- **Problem to work on**: In the entries below, identify every line with the string "initials" and copy it.

(Beginning of Records supplied)

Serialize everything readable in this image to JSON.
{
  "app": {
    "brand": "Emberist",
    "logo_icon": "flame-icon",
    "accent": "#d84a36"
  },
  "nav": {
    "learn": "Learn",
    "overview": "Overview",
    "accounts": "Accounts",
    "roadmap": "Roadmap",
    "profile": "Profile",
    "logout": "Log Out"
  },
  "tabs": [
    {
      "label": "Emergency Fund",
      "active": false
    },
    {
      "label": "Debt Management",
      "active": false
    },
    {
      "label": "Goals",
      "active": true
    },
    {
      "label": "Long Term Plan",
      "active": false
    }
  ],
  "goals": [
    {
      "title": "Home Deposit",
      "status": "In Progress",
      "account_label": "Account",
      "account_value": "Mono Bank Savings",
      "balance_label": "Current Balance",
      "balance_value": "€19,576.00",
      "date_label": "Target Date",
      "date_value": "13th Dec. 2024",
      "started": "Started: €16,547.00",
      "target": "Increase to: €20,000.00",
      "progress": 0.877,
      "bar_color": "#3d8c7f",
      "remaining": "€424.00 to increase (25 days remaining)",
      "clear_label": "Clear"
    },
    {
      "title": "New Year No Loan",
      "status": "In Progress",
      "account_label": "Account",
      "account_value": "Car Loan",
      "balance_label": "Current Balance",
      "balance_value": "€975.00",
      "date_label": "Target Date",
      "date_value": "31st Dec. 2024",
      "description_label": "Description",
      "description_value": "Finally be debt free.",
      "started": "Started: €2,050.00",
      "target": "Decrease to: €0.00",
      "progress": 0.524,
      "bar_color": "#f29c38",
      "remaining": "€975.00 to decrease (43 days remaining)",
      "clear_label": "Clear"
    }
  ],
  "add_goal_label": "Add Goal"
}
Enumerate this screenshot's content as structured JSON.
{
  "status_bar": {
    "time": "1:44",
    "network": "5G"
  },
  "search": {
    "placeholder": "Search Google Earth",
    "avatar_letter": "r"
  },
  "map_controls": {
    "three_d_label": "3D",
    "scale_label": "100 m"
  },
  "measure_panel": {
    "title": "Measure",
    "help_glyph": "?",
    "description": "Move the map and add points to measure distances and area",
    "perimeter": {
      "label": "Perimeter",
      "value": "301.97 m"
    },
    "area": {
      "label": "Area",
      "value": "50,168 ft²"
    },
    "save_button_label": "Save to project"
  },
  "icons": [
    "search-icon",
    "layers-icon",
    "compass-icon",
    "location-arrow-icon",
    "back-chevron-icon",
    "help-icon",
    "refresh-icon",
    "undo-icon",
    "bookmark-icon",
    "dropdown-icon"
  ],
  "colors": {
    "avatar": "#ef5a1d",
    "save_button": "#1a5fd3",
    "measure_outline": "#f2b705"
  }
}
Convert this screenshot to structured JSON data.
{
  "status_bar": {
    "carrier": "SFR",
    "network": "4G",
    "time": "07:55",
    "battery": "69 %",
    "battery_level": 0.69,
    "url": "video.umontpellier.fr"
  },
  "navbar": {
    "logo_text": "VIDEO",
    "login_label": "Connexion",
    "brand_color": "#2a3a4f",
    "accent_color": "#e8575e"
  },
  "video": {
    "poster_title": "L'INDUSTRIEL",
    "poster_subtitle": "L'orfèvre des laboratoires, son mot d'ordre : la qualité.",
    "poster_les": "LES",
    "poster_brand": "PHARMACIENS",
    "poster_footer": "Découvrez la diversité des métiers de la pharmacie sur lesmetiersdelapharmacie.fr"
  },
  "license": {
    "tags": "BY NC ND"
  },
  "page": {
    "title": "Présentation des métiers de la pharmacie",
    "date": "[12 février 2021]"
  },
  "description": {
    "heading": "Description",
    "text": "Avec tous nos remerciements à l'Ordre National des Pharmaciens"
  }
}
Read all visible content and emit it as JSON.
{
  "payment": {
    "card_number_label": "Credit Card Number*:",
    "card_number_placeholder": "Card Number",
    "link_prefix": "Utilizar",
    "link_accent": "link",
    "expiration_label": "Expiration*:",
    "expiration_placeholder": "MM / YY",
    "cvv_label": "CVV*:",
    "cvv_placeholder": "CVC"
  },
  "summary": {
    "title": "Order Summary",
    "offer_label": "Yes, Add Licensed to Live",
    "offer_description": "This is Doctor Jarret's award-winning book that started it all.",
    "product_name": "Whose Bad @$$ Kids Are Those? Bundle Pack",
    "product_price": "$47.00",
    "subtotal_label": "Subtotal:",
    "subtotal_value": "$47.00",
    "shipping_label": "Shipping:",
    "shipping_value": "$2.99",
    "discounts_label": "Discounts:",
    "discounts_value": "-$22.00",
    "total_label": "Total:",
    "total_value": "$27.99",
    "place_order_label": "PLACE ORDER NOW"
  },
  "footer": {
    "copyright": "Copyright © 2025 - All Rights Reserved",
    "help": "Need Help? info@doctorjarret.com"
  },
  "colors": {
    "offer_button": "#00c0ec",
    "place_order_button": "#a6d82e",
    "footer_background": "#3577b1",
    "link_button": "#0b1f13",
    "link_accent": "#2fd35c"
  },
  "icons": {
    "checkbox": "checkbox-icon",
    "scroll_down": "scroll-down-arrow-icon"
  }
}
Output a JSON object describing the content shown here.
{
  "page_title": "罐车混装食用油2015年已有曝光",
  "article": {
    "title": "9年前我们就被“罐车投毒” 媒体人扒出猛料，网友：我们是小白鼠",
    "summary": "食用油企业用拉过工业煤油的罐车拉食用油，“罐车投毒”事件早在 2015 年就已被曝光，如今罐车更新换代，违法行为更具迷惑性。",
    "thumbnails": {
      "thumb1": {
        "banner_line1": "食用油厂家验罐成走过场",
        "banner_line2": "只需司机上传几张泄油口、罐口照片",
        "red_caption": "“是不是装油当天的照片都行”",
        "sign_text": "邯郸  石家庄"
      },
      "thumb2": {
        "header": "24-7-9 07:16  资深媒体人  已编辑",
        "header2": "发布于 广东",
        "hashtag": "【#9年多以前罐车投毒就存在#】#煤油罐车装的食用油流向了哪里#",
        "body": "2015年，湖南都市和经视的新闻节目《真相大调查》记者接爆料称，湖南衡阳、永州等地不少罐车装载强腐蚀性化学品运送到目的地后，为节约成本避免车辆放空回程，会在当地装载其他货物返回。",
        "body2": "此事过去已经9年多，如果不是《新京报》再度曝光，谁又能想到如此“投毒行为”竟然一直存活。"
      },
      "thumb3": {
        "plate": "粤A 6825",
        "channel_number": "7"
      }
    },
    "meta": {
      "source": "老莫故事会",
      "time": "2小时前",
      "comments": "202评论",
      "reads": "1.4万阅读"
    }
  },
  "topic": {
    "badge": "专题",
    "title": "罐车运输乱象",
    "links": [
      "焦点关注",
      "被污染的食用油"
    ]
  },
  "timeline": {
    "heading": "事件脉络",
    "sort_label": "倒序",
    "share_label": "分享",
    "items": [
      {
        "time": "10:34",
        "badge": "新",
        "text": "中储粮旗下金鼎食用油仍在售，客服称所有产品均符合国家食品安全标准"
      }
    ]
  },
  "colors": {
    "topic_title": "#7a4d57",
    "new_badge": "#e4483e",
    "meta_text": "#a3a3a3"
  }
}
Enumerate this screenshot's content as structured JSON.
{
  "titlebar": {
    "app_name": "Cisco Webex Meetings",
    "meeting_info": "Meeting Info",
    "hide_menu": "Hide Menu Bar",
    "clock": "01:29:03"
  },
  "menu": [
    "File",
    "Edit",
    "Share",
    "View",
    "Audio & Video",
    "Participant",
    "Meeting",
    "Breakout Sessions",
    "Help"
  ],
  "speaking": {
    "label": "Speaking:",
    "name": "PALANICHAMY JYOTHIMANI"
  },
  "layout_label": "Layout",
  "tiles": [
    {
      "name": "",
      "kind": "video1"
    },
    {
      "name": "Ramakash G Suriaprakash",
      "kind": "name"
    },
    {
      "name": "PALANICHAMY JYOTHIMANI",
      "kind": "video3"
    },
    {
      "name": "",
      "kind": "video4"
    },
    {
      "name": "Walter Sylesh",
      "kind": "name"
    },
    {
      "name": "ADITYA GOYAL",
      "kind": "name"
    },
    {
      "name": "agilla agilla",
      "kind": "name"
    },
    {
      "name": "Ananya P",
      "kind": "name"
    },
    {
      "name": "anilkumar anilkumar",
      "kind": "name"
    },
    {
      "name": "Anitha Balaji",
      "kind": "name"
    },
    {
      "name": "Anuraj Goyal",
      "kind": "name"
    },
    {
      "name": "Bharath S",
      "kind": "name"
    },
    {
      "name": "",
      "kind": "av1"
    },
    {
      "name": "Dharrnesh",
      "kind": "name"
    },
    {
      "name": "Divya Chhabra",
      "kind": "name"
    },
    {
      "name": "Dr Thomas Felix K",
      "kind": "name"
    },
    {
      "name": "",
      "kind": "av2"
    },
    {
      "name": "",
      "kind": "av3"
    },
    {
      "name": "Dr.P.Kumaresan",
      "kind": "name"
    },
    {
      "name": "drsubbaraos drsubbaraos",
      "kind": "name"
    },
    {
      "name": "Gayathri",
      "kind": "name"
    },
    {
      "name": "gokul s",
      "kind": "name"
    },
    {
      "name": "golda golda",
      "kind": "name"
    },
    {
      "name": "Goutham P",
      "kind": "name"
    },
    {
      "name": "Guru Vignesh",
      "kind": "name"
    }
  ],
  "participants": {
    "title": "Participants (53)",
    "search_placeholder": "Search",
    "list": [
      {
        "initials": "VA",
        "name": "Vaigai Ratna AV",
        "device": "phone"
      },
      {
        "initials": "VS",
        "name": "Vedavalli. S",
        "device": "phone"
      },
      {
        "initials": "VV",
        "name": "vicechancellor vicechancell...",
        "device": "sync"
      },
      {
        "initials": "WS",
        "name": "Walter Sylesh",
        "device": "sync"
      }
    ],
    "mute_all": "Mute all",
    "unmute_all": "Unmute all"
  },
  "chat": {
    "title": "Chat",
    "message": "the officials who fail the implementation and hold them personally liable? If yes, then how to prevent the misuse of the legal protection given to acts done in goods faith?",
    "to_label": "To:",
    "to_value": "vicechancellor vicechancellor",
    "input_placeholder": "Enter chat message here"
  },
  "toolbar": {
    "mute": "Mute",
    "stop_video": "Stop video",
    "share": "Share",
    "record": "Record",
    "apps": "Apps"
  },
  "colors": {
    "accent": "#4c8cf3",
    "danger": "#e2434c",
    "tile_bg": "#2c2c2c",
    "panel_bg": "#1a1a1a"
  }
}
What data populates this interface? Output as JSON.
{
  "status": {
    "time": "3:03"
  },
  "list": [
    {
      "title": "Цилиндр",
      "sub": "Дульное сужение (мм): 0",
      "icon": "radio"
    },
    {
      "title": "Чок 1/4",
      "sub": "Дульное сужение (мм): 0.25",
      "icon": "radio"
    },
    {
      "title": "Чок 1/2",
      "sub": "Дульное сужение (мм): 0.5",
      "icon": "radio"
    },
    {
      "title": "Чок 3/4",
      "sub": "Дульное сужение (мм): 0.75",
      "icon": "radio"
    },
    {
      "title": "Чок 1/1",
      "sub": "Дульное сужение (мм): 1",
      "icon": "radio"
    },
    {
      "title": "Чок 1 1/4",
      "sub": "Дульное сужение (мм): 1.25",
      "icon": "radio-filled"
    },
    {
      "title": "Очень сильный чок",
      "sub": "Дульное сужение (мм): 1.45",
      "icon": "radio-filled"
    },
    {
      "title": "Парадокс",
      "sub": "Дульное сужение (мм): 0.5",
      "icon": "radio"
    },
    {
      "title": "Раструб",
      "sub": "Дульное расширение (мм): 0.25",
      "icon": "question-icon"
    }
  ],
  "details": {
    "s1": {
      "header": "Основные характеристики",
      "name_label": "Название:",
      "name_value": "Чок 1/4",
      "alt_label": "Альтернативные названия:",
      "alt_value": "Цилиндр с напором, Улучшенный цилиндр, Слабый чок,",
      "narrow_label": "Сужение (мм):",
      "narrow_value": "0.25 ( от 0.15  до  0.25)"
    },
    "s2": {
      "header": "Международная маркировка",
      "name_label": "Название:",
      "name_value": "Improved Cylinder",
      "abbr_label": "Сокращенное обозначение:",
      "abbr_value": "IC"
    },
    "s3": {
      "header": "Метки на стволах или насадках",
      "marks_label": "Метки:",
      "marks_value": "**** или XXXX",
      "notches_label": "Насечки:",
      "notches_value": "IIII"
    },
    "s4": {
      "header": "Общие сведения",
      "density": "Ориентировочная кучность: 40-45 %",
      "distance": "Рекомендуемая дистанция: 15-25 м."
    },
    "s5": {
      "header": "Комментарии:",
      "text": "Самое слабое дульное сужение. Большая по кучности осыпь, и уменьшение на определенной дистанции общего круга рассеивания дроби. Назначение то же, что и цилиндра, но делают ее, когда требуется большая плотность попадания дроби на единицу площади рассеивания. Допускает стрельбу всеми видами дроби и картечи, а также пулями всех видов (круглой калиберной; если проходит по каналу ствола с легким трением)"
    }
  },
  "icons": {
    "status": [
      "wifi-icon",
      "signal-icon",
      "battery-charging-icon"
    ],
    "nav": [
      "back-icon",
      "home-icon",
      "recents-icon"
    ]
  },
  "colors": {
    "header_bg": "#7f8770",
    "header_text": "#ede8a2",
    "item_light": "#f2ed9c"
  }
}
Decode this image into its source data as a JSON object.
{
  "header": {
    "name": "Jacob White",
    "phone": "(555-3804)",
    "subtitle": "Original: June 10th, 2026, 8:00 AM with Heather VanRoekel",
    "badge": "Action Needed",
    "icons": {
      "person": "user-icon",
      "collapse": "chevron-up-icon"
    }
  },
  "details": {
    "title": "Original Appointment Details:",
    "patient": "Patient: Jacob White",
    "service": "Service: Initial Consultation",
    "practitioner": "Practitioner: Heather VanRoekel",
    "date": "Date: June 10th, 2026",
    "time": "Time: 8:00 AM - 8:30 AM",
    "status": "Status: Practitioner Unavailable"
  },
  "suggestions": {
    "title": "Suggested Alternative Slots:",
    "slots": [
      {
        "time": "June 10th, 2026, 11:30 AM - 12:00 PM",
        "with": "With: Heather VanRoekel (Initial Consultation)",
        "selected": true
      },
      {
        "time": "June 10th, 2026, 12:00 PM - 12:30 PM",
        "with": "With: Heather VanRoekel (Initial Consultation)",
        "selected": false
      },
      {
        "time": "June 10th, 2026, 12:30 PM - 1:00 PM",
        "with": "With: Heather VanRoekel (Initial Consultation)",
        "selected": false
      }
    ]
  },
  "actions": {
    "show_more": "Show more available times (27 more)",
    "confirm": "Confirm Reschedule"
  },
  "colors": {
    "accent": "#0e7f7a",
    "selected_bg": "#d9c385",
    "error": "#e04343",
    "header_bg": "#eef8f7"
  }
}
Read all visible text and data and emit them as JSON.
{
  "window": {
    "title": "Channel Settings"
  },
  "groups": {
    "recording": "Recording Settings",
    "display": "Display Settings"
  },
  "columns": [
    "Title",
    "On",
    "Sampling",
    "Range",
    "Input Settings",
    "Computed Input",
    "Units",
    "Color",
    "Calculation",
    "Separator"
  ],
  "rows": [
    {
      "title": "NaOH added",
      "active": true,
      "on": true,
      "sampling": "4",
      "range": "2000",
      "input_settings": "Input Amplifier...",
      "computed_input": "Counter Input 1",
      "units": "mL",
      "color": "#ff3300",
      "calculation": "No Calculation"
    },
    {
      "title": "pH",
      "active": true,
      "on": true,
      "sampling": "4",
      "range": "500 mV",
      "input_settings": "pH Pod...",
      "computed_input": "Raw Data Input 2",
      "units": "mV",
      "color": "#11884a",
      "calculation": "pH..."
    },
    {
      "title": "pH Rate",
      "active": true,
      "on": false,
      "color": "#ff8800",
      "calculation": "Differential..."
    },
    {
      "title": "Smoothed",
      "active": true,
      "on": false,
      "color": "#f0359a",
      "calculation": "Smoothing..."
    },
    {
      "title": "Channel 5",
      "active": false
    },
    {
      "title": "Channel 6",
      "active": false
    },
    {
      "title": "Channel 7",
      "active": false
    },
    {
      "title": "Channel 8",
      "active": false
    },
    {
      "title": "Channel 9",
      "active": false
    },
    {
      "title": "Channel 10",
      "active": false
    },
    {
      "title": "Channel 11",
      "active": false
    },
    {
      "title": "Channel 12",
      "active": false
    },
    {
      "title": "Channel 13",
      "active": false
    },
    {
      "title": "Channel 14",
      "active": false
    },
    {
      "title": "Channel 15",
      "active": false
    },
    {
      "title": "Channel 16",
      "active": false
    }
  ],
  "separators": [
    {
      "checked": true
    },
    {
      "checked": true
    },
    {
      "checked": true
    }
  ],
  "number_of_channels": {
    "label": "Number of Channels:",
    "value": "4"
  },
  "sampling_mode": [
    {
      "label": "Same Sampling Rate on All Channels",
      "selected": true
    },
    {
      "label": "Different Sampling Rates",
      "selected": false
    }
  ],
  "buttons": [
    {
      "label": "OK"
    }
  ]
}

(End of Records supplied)

- **Finished task**:
        "initials": "VA",
        "initials": "VS",
        "initials": "VV",
        "initials": "WS",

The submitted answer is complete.